More poems and contributor notes in Chinese feature



Timothy Liu

Timothy Liu

Hazy, Hot and Humid

Stories told by abuse survivors sounding more or less the same.

The fat drops and the thin unraveling our moods.
Soaking us down to the skin.

Only so many ways to be violated.

Duration not the question.
Rather the intensity as streets grow wet and slick.

Lip prints left on storefront glass floating far above the crowds.

Overheard in the Belly of the Whale

Disrupted by the opening bars.

Of earnest conversation.

The hours trimmed with fat.

With games of solitaire.

Sturdy as opposable thumbs.

This isn't Sunday School.

Or a round of Old Maid.

You've got to ante up, hear?

I'm talking inside the marrow.


Bodily need unmet where touch surpasses want as one reverberates all day

from the unremembered dream.

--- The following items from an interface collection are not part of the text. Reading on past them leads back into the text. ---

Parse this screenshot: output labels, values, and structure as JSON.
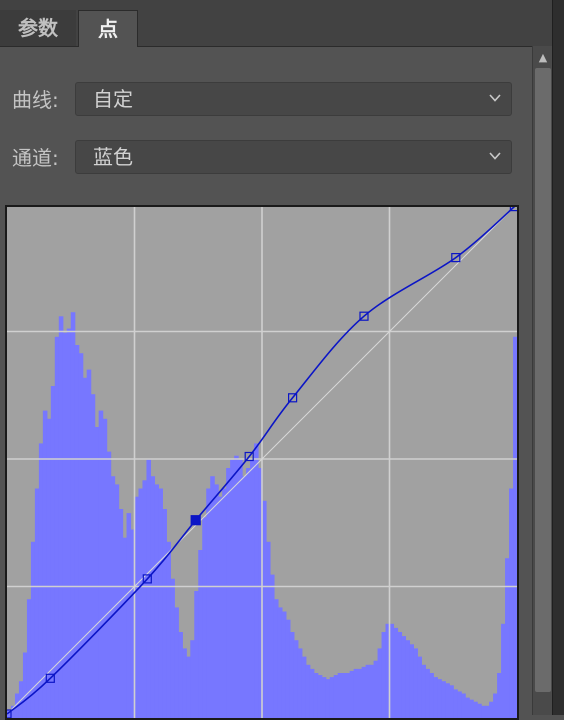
{
  "tabs": [
    {
      "label": "参数",
      "active": false
    },
    {
      "label": "点",
      "active": true
    }
  ],
  "curve_field": {
    "label": "曲线:",
    "value": "自定"
  },
  "channel_field": {
    "label": "通道:",
    "value": "蓝色"
  },
  "icons": {
    "dropdown": "chevron-down-icon",
    "scroll_up": "scroll-up-arrow-icon"
  },
  "colors": {
    "panel_bg": "#535353",
    "graph_bg": "#a1a1a1",
    "histogram": "#7777ff",
    "curve": "#0b15c6",
    "grid": "#d0d0d0"
  },
  "curve_points": [
    {
      "input": 0,
      "output": 0
    },
    {
      "input": 17,
      "output": 14
    },
    {
      "input": 55,
      "output": 53
    },
    {
      "input": 74,
      "output": 76
    },
    {
      "input": 95,
      "output": 101
    },
    {
      "input": 112,
      "output": 124
    },
    {
      "input": 140,
      "output": 156
    },
    {
      "input": 176,
      "output": 179
    },
    {
      "input": 199,
      "output": 199
    }
  ],
  "selected_point_index": 3,
  "histogram": [
    0.01,
    0.02,
    0.05,
    0.08,
    0.15,
    0.28,
    0.42,
    0.55,
    0.66,
    0.74,
    0.72,
    0.8,
    0.92,
    0.97,
    0.93,
    0.94,
    0.98,
    0.9,
    0.88,
    0.82,
    0.84,
    0.78,
    0.7,
    0.74,
    0.72,
    0.64,
    0.58,
    0.56,
    0.5,
    0.43,
    0.49,
    0.45,
    0.53,
    0.55,
    0.57,
    0.62,
    0.58,
    0.56,
    0.55,
    0.5,
    0.42,
    0.33,
    0.26,
    0.2,
    0.16,
    0.14,
    0.18,
    0.3,
    0.4,
    0.48,
    0.55,
    0.58,
    0.56,
    0.53,
    0.55,
    0.6,
    0.62,
    0.63,
    0.62,
    0.58,
    0.6,
    0.62,
    0.66,
    0.6,
    0.52,
    0.42,
    0.34,
    0.28,
    0.26,
    0.25,
    0.23,
    0.2,
    0.18,
    0.16,
    0.14,
    0.12,
    0.11,
    0.1,
    0.095,
    0.09,
    0.085,
    0.09,
    0.095,
    0.1,
    0.1,
    0.1,
    0.105,
    0.11,
    0.11,
    0.115,
    0.12,
    0.12,
    0.13,
    0.16,
    0.2,
    0.22,
    0.22,
    0.21,
    0.2,
    0.19,
    0.18,
    0.17,
    0.16,
    0.14,
    0.12,
    0.11,
    0.1,
    0.09,
    0.085,
    0.08,
    0.075,
    0.07,
    0.06,
    0.055,
    0.05,
    0.04,
    0.035,
    0.03,
    0.025,
    0.02,
    0.02,
    0.03,
    0.05,
    0.1,
    0.22,
    0.38,
    0.55,
    0.92
  ]
}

Monuments wanted for every passing
moment—a pigeon balanced on each bronze wing of an angel overlooking

an anonymous grave. If we die, we died with our eyes on, the romantic said.

That's how palpable all should have been on earth as in the mind. Wordless
conversations that shaped us unannounced. The two of us standing there

with dust in our throats, two freight trains uncoupled at last. As if awaiting

judgment every moment of our lives, we who had lounged in bed with voices
burning like winter sun across the sea on which we sailed. He who sings

no more once sang to me, nurtured slow on lullaby, chords of troubled peace.